For journalistic and academic enterprise, this means sharing and shuffling the analysis feedback loop so it allows folks to ask questions to the data themselves. Twitter the tool is not a pyramid, it’s circular. Twitter’s model makes an authoritative position impossible for anyone who operates within its framework. There is no product for Twitter. It deals in information exchange, it is foundationally process-based and therefore: circular. Why should there be one gatekeeping access point at the top (the current approach journalists have taken, that Twitter the corporation practices)? Instead, we must have multiple points of entry, access, and distribution (rhizomatic). This is actually a model in folklore studies, but is a rare methodology in most academic research.
4. Allow for a multiplicity of views.

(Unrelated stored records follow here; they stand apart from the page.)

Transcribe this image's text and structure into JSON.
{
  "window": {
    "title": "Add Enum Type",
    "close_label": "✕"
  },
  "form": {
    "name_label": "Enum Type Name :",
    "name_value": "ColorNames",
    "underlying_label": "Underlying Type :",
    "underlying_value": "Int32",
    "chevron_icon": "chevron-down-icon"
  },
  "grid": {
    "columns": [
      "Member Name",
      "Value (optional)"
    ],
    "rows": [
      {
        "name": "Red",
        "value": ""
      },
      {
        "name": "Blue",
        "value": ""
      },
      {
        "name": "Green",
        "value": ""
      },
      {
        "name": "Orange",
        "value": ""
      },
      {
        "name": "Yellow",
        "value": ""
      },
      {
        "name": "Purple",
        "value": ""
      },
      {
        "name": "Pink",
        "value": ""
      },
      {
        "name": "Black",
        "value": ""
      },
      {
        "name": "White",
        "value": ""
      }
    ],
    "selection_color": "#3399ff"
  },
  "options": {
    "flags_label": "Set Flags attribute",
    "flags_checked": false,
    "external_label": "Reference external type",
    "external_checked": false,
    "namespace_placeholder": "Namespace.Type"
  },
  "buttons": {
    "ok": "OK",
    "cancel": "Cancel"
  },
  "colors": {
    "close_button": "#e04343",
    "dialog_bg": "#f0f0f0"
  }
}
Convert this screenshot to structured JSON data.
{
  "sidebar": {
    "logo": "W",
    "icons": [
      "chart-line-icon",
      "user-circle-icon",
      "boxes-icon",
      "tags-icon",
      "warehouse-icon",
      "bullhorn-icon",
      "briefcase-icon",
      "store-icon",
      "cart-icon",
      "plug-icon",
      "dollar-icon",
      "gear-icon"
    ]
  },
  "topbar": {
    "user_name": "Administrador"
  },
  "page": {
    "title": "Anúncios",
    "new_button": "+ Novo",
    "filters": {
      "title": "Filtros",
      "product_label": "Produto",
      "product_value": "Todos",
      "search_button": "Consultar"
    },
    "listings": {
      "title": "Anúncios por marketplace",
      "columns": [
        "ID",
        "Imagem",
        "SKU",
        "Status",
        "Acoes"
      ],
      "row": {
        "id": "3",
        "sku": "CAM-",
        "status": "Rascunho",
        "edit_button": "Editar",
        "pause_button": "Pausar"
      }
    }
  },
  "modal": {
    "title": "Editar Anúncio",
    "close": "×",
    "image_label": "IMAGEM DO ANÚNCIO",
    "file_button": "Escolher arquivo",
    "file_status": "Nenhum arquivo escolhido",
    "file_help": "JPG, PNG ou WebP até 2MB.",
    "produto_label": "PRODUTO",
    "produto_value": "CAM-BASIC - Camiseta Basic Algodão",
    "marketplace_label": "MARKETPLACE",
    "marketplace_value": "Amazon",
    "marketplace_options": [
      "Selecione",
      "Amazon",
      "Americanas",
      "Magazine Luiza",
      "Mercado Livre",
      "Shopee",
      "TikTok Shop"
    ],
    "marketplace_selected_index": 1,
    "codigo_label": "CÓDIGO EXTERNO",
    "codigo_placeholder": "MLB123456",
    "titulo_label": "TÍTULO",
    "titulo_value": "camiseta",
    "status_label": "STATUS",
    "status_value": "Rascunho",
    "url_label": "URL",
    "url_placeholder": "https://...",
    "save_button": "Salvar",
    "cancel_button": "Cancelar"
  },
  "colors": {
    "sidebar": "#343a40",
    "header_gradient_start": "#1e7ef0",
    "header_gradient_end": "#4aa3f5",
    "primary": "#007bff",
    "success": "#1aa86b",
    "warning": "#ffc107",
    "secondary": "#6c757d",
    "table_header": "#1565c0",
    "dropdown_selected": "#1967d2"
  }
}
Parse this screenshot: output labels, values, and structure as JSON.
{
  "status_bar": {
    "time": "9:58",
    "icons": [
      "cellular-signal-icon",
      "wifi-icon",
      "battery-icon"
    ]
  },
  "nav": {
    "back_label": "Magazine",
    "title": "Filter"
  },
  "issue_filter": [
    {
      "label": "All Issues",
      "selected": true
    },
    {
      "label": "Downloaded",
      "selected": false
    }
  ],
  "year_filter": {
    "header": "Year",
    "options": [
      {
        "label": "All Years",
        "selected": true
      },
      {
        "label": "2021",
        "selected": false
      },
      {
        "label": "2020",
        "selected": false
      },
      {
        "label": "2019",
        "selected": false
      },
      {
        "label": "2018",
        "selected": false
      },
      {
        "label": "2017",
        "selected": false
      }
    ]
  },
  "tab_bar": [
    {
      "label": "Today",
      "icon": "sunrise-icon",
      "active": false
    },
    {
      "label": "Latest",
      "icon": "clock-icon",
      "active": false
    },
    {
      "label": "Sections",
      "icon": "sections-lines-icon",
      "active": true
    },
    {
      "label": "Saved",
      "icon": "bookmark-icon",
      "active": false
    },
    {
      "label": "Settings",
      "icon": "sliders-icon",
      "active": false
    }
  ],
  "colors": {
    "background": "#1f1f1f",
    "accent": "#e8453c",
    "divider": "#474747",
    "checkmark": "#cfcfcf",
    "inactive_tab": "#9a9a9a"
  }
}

We must reject the idea of “expert” with regard to WOC Twitter. If we believe in the value of a multiplicity of views and narratives, then the system, the analysis, the work should allow for a plurality of views. Thus, #TwitterEthics is about radical scholarly and journalistic practice that decenters hierarchies by rejecting the idea of expert. Instead, it asks for the development of co-creatorships, co-authorships. It should collaborate with Twitter users to write their narratives, their analyses, and map their activisms and conversations.
5. Academics should move towards radical research systems that circulate and open dialogue up to participatory modes.
This is something the digital humanities particularly have been able to push for with new radical pedagogy and methodologies. Research projects can strive to structure work to break and decenter credit, analysis, and commentary in order to share and spread it through distributed networks. This subverts the top-down, gatekeeping, pyramid model (please see the work of @adelinekoh and @roopikarisam #DHPoco on both academic labor and study and archive work).
We can’t move forward to new tech with old methodology — this is a recipe to maintain old power.
We must rethink and consider more radical epistemologies that will push forward an ongoing cycle of consent, credit, citation, and participation.
Twitter, you are planning your own obsolescence by running on the Ford Factory Logic, by keeping us out of your archives, by turning our language into property, and making it acceptable for us to be exploited by journalists.
In the end, the work, the credit, the compensation, and the view need to be a shared, collaborative process. Twitter and New Media journalism, the internet and technology involves all of us. The voices on the platform are multiple, collective, dissenting, singular, and loud. You don’t need to speak for us–we are talking. Cite us, ask us to write, get our permission.